### Provided data
=-=-=-=-=
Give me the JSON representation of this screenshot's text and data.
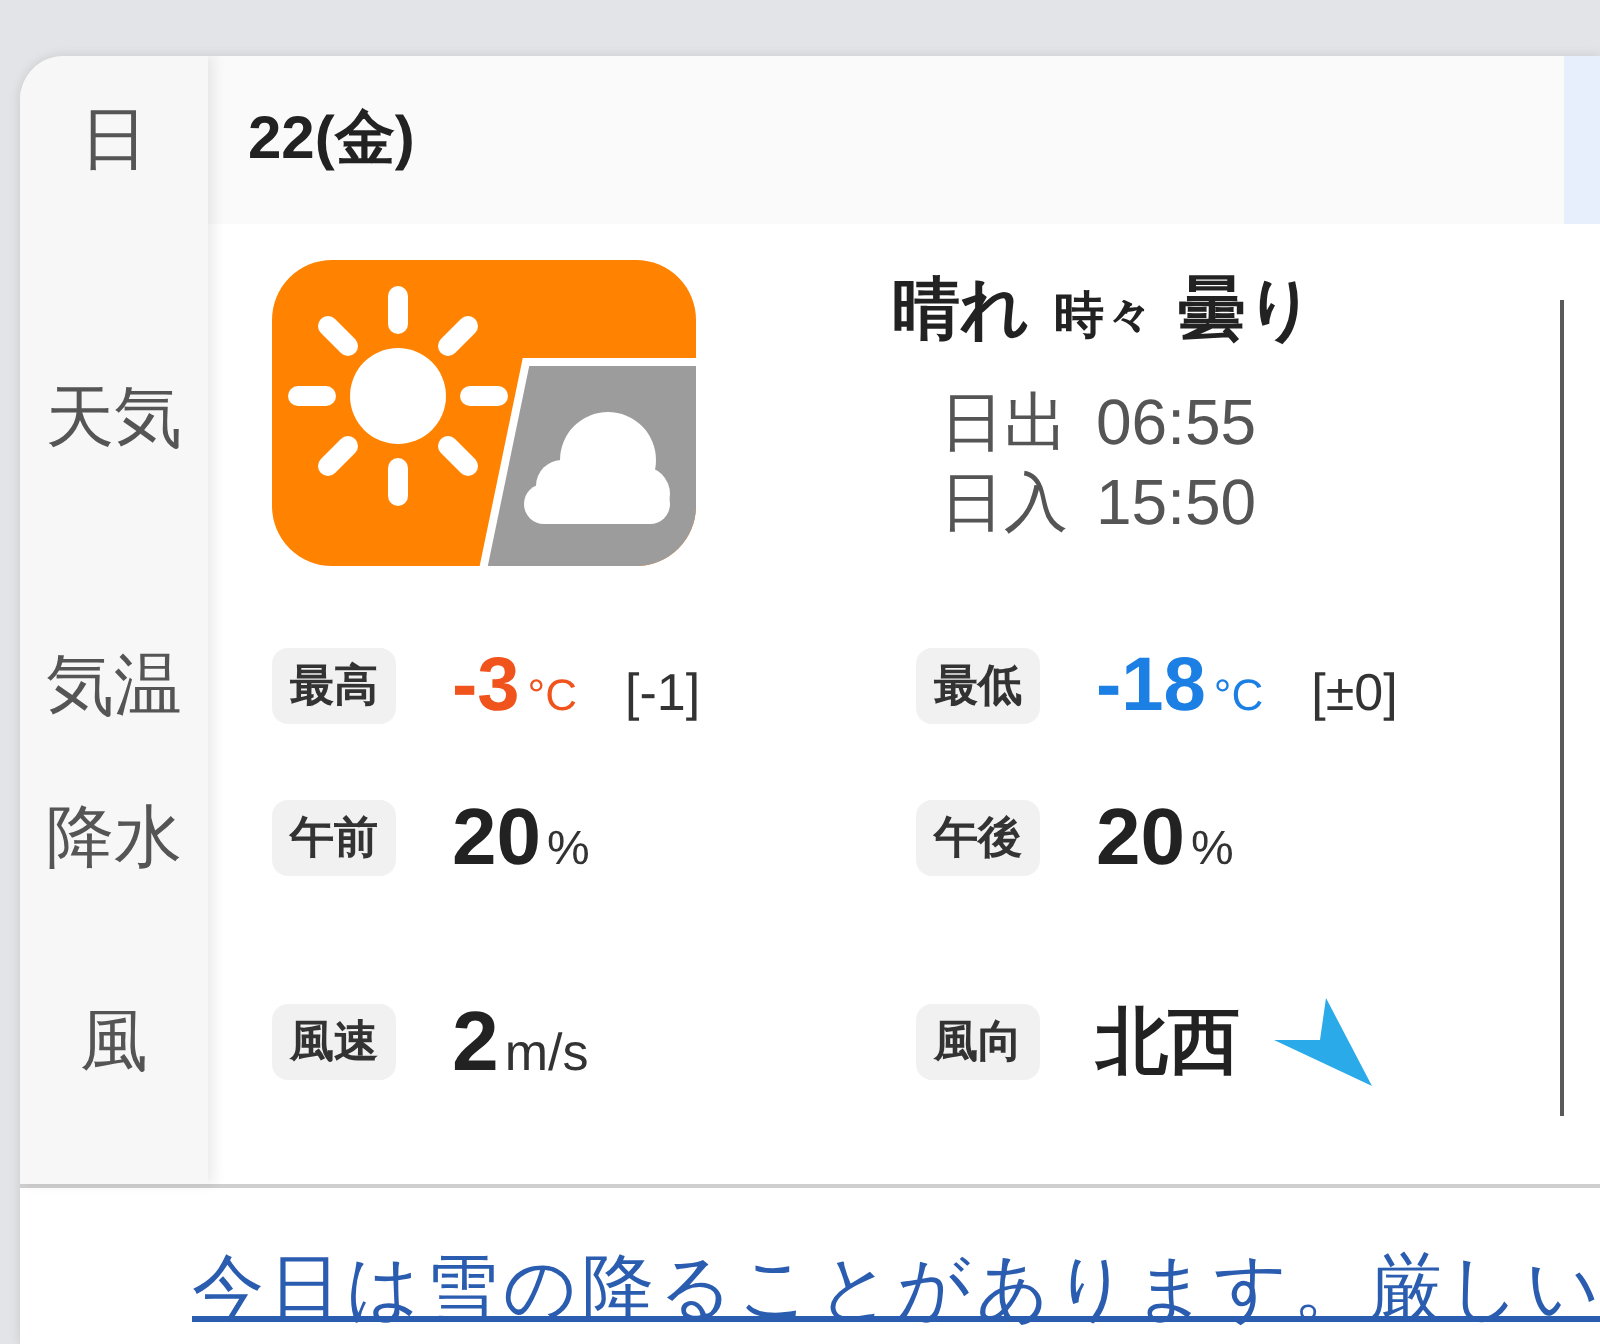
{
  "rows": [
    {
      "kind": "date",
      "label": "日",
      "date": "22(金)"
    },
    {
      "kind": "weather",
      "label": "天気",
      "condition": [
        {
          "text": "晴れ",
          "kind": "main"
        },
        {
          "text": "時々",
          "kind": "connector"
        },
        {
          "text": "曇り",
          "kind": "main"
        }
      ],
      "sun_times": [
        {
          "label": "日出",
          "time": "06:55"
        },
        {
          "label": "日入",
          "time": "15:50"
        }
      ]
    },
    {
      "kind": "temperature",
      "label": "気温",
      "items": [
        {
          "tag": "最高",
          "value": "-3",
          "unit": "°C",
          "change": "[-1]",
          "color": "#f0531c"
        },
        {
          "tag": "最低",
          "value": "-18",
          "unit": "°C",
          "change": "[±0]",
          "color": "#1b7fe3"
        }
      ]
    },
    {
      "kind": "precipitation",
      "label": "降水",
      "items": [
        {
          "tag": "午前",
          "value": "20",
          "unit": "%"
        },
        {
          "tag": "午後",
          "value": "20",
          "unit": "%"
        }
      ]
    },
    {
      "kind": "wind",
      "label": "風",
      "items": [
        {
          "kind": "speed",
          "tag": "風速",
          "value": "2",
          "unit": "m/s"
        },
        {
          "kind": "direction",
          "tag": "風向",
          "value": "北西"
        }
      ]
    }
  ],
  "notice_link": "今日は雪の降ることがあります。厳しい"
}
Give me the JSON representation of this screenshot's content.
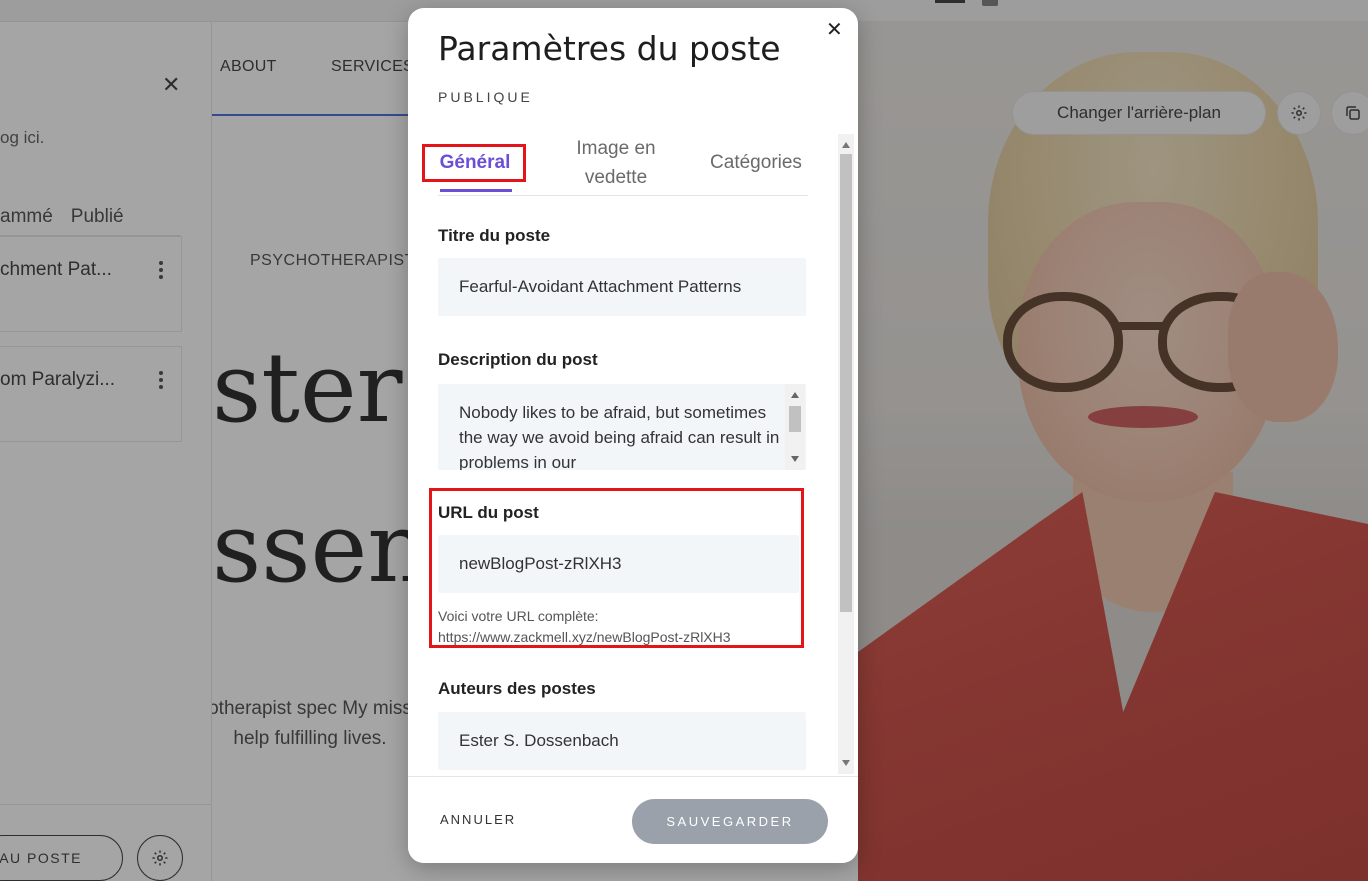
{
  "site": {
    "nav": {
      "about": "ABOUT",
      "services": "SERVICES"
    },
    "hero": {
      "kicker": "PSYCHOTHERAPIST",
      "title_line1": "ster",
      "title_line2": "ssen",
      "text": "d psychotherapist spec My mission is to help fulfilling lives."
    },
    "change_bg_label": "Changer l'arrière-plan",
    "icons": {
      "settings": "gear-icon",
      "duplicate": "copy-icon"
    }
  },
  "panel": {
    "hint": "og ici.",
    "tabs": [
      "ammé",
      "Publié"
    ],
    "posts": [
      {
        "title": "chment Pat..."
      },
      {
        "title": "om Paralyzi..."
      }
    ],
    "new_post_label": "EAU POSTE"
  },
  "modal": {
    "title": "Paramètres du poste",
    "subtitle": "PUBLIQUE",
    "tabs": {
      "general": "Général",
      "image": "Image en vedette",
      "categories": "Catégories"
    },
    "post_title": {
      "label": "Titre du poste",
      "value": "Fearful-Avoidant Attachment Patterns"
    },
    "post_description": {
      "label": "Description du post",
      "value": "Nobody likes to be afraid, but sometimes the way we avoid being afraid can result in problems in our"
    },
    "post_url": {
      "label": "URL du post",
      "value": "newBlogPost-zRlXH3",
      "help_line1": "Voici votre URL complète:",
      "help_line2": "https://www.zackmell.xyz/newBlogPost-zRlXH3"
    },
    "post_authors": {
      "label": "Auteurs des postes",
      "value": "Ester S. Dossenbach"
    },
    "cancel_label": "ANNULER",
    "save_label": "SAUVEGARDER"
  },
  "colors": {
    "accent": "#6b4fd8",
    "highlight": "#e3141a",
    "save_disabled": "#9aa1aa"
  }
}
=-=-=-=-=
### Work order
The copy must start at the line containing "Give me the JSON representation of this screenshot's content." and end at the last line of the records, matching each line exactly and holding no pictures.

### Answer space
Give me the JSON representation of this screenshot's content.
{
  "site": {
    "nav": {
      "about": "ABOUT",
      "services": "SERVICES"
    },
    "hero": {
      "kicker": "PSYCHOTHERAPIST",
      "title_line1": "ster",
      "title_line2": "ssen",
      "text": "d psychotherapist spec My mission is to help fulfilling lives."
    },
    "change_bg_label": "Changer l'arrière-plan",
    "icons": {
      "settings": "gear-icon",
      "duplicate": "copy-icon"
    }
  },
  "panel": {
    "hint": "og ici.",
    "tabs": [
      "ammé",
      "Publié"
    ],
    "posts": [
      {
        "title": "chment Pat..."
      },
      {
        "title": "om Paralyzi..."
      }
    ],
    "new_post_label": "EAU POSTE"
  },
  "modal": {
    "title": "Paramètres du poste",
    "subtitle": "PUBLIQUE",
    "tabs": {
      "general": "Général",
      "image": "Image en vedette",
      "categories": "Catégories"
    },
    "post_title": {
      "label": "Titre du poste",
      "value": "Fearful-Avoidant Attachment Patterns"
    },
    "post_description": {
      "label": "Description du post",
      "value": "Nobody likes to be afraid, but sometimes the way we avoid being afraid can result in problems in our"
    },
    "post_url": {
      "label": "URL du post",
      "value": "newBlogPost-zRlXH3",
      "help_line1": "Voici votre URL complète:",
      "help_line2": "https://www.zackmell.xyz/newBlogPost-zRlXH3"
    },
    "post_authors": {
      "label": "Auteurs des postes",
      "value": "Ester S. Dossenbach"
    },
    "cancel_label": "ANNULER",
    "save_label": "SAUVEGARDER"
  },
  "colors": {
    "accent": "#6b4fd8",
    "highlight": "#e3141a",
    "save_disabled": "#9aa1aa"
  }
}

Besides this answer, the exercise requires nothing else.